After returning stateside after surviving a sniper’s shot to the head in Iraq, Lt. Colonel Justin Constantine dedicated himself to helping other veterans adjust to civilian life.
One of the biggest obstacles for veterans, he says, is finding meaningful and supportive employment.
Constantine was studying law at the University of Denver when he was deployed as a Marine in 2006, serving as a civil affairs team leader in addition to combat service. When he returned to the states, Constantine noticed that he and other veterans were having trouble landing jobs, despite their qualifications, so he started a consulting business advising employers interested in hiring veterans.
“People have this idea that [service members] are only skilled in combat and make poor employees because they all have PTSD — none of that is true,” Constantine said recently during the 70th anniversary reception for the New York City chapter of the Society for Human Resource Management. “Veterans make highly skilled and disciplined employees; you just need to know how to communicate with them.”
Around 225,000 servicemen and women exit the military every year, according to the Department of Labor and the Department of Defense.

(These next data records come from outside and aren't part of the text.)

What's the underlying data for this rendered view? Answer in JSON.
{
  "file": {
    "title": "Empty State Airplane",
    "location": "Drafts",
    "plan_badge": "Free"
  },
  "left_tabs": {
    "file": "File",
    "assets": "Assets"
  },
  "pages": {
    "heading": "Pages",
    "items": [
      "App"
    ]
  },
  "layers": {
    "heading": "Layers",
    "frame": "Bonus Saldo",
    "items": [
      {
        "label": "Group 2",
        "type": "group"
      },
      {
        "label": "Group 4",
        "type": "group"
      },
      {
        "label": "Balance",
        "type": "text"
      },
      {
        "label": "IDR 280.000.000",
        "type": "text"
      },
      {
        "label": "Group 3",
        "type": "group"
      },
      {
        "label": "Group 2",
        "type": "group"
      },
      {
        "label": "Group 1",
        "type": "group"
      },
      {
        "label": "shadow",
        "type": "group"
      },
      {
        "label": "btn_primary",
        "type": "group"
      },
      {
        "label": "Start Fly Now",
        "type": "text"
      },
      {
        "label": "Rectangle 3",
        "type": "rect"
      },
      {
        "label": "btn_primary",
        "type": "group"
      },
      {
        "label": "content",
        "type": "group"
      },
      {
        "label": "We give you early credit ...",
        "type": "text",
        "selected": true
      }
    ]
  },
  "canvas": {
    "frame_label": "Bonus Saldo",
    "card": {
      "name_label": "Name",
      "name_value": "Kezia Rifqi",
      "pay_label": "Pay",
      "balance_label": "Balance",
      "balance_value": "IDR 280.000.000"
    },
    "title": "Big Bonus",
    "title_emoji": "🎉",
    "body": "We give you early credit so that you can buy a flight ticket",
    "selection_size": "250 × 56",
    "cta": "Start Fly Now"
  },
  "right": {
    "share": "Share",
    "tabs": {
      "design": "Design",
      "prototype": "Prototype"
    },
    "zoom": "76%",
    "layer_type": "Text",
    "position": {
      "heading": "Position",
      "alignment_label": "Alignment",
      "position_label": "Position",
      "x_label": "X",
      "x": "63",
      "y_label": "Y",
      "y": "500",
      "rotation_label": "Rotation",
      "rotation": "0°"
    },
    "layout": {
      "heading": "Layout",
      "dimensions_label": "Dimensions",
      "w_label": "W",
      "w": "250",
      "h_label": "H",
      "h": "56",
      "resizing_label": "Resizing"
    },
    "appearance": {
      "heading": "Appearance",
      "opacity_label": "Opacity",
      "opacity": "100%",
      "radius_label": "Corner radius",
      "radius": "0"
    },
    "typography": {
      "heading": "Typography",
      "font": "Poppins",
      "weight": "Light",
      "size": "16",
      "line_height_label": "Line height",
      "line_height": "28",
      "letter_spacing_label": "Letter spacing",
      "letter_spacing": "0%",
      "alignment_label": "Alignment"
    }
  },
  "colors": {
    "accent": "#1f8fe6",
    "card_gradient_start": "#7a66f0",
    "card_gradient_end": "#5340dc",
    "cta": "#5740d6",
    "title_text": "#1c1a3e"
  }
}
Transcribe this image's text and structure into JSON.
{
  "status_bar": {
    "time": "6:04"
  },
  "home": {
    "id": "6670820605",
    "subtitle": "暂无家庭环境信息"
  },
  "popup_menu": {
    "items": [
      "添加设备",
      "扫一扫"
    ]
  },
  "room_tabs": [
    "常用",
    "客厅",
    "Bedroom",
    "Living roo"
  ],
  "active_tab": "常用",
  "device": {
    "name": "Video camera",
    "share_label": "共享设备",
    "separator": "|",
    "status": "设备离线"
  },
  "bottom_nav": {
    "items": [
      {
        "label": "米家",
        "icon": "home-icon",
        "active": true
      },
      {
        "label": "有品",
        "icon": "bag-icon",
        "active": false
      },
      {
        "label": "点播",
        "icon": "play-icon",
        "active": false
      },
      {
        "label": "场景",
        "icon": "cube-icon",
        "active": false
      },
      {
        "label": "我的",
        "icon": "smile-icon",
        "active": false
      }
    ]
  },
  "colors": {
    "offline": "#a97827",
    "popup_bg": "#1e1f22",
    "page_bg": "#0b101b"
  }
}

Many have gained skills from working as mechanics, communications officers, medical professionals and in a multitude of other roles, Constantine says.
“If you understand how to hire vets, that’s a steady talent pipeline for you,” Constantine said. “How many 25-year-olds do you know that are put in charge of 13 people and $2 million worth of equipment? Most people don’t have that kind of managing experience.”
In his book, “From We Will to At Will: A Handbook for Veteran Hiring, Transitioning, and Thriving in the Workplace,” Constantine provides employers with best practices for hiring and retaining veterans. Of all the chapters in his book, he said, the most helpful for employers are about military mannerisms. During interviews, the language barrier between military and civilian life becomes apparent, he said.
“Veterans and active military are some of the most fun-loving, social people you’ll ever meet, but they often come across as stoic and rigid in an interview,” Constantine said. “We’re trained to speak to superiors using BLUF: bottom line up front. We’re not being unfriendly, we’re just used to getting to the point.”
Constantine asked the audience to share their own experiences interviewing veterans. An HR professional at an architecture firm said his company recently hired a graphic designer who had served in the military. The veteran’s work was impressive, but the team thought it was odd that he wanted to stand during the entire interview. The HR professional had to remind himself, and his team, of the military’s strict behavioral expectations, and that they shouldn’t count the candidate’s conduct against him.
Once hired, service members can get frustrated with civilian jobs, which are not as structured as those in the military. These employees are goal-driven and need regular input from supervisors in the form of performance reviews, he said.
“In our world, no news is bad news,” Constantine said. “We’re used to getting constant feedback, so tell us how we’re doing.”
He also reminded the HR professionals in the audience that common reasons for not hiring service members — like fears of PTSD and the chance of being called for service abroad — are illegal and considered discriminatory.
But those considerations aside, he said, with the current talent shortage, employers can’t afford to ignore such a skilled talent pool.
“You’ll get an employee with endurance, mental toughness and discipline if you hire active duty and veteran employees.”